**TASK BRIEF:**
Write each entry out again exactly, with nothing omitted.

**EXTRACTED MATERIAL:**

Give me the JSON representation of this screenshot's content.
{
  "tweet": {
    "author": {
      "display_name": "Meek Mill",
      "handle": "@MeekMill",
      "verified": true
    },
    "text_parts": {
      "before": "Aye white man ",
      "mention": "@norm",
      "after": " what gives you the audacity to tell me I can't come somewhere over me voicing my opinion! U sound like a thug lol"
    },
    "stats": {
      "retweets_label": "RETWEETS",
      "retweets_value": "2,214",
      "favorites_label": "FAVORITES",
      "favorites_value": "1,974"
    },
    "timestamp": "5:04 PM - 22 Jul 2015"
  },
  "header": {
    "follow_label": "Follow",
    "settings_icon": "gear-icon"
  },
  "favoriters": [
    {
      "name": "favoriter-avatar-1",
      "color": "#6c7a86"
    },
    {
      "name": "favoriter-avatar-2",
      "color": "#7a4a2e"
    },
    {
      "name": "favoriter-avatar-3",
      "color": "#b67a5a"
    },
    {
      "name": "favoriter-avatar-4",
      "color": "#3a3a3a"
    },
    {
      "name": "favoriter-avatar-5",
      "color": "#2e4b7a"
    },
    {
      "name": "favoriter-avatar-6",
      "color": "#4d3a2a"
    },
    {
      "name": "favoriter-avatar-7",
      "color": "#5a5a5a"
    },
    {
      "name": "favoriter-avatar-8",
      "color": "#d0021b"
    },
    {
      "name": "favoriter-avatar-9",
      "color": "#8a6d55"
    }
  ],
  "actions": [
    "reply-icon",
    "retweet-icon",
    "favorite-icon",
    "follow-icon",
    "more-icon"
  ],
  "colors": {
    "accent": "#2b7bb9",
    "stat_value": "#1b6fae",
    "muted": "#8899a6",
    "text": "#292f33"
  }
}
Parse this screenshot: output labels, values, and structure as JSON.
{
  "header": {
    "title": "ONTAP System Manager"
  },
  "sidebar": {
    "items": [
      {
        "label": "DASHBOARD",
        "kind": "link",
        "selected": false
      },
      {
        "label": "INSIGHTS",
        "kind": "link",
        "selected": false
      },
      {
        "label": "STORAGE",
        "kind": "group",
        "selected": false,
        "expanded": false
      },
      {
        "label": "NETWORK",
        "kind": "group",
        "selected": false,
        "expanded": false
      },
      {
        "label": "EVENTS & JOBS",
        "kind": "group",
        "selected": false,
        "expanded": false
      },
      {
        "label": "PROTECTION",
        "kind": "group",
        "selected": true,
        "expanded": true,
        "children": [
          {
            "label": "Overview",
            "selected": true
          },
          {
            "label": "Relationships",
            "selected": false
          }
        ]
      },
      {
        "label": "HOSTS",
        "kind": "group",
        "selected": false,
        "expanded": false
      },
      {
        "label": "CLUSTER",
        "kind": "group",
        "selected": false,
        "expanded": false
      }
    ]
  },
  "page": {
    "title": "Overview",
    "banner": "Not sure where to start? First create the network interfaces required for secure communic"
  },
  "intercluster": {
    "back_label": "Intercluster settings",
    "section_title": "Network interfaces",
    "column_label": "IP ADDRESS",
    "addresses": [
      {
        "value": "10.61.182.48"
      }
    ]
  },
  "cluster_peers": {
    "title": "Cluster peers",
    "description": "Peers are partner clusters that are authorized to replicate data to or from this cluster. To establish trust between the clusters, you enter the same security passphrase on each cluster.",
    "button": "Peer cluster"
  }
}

**RESULT OF THIS EXERCISE:**
Give me the JSON representation of this screenshot's content.
{
  "tweet": {
    "author": {
      "display_name": "Meek Mill",
      "handle": "@MeekMill",
      "verified": true
    },
    "text_parts": {
      "before": "Aye white man ",
      "mention": "@norm",
      "after": " what gives you the audacity to tell me I can't come somewhere over me voicing my opinion! U sound like a thug lol"
    },
    "stats": {
      "retweets_label": "RETWEETS",
      "retweets_value": "2,214",
      "favorites_label": "FAVORITES",
      "favorites_value": "1,974"
    },
    "timestamp": "5:04 PM - 22 Jul 2015"
  },
  "header": {
    "follow_label": "Follow",
    "settings_icon": "gear-icon"
  },
  "favoriters": [
    {
      "name": "favoriter-avatar-1",
      "color": "#6c7a86"
    },
    {
      "name": "favoriter-avatar-2",
      "color": "#7a4a2e"
    },
    {
      "name": "favoriter-avatar-3",
      "color": "#b67a5a"
    },
    {
      "name": "favoriter-avatar-4",
      "color": "#3a3a3a"
    },
    {
      "name": "favoriter-avatar-5",
      "color": "#2e4b7a"
    },
    {
      "name": "favoriter-avatar-6",
      "color": "#4d3a2a"
    },
    {
      "name": "favoriter-avatar-7",
      "color": "#5a5a5a"
    },
    {
      "name": "favoriter-avatar-8",
      "color": "#d0021b"
    },
    {
      "name": "favoriter-avatar-9",
      "color": "#8a6d55"
    }
  ],
  "actions": [
    "reply-icon",
    "retweet-icon",
    "favorite-icon",
    "follow-icon",
    "more-icon"
  ],
  "colors": {
    "accent": "#2b7bb9",
    "stat_value": "#1b6fae",
    "muted": "#8899a6",
    "text": "#292f33"
  }
}
Parse this screenshot: output labels, values, and structure as JSON.
{
  "header": {
    "title": "ONTAP System Manager"
  },
  "sidebar": {
    "items": [
      {
        "label": "DASHBOARD",
        "kind": "link",
        "selected": false
      },
      {
        "label": "INSIGHTS",
        "kind": "link",
        "selected": false
      },
      {
        "label": "STORAGE",
        "kind": "group",
        "selected": false,
        "expanded": false
      },
      {
        "label": "NETWORK",
        "kind": "group",
        "selected": false,
        "expanded": false
      },
      {
        "label": "EVENTS & JOBS",
        "kind": "group",
        "selected": false,
        "expanded": false
      },
      {
        "label": "PROTECTION",
        "kind": "group",
        "selected": true,
        "expanded": true,
        "children": [
          {
            "label": "Overview",
            "selected": true
          },
          {
            "label": "Relationships",
            "selected": false
          }
        ]
      },
      {
        "label": "HOSTS",
        "kind": "group",
        "selected": false,
        "expanded": false
      },
      {
        "label": "CLUSTER",
        "kind": "group",
        "selected": false,
        "expanded": false
      }
    ]
  },
  "page": {
    "title": "Overview",
    "banner": "Not sure where to start? First create the network interfaces required for secure communic"
  },
  "intercluster": {
    "back_label": "Intercluster settings",
    "section_title": "Network interfaces",
    "column_label": "IP ADDRESS",
    "addresses": [
      {
        "value": "10.61.182.48"
      }
    ]
  },
  "cluster_peers": {
    "title": "Cluster peers",
    "description": "Peers are partner clusters that are authorized to replicate data to or from this cluster. To establish trust between the clusters, you enter the same security passphrase on each cluster.",
    "button": "Peer cluster"
  }
}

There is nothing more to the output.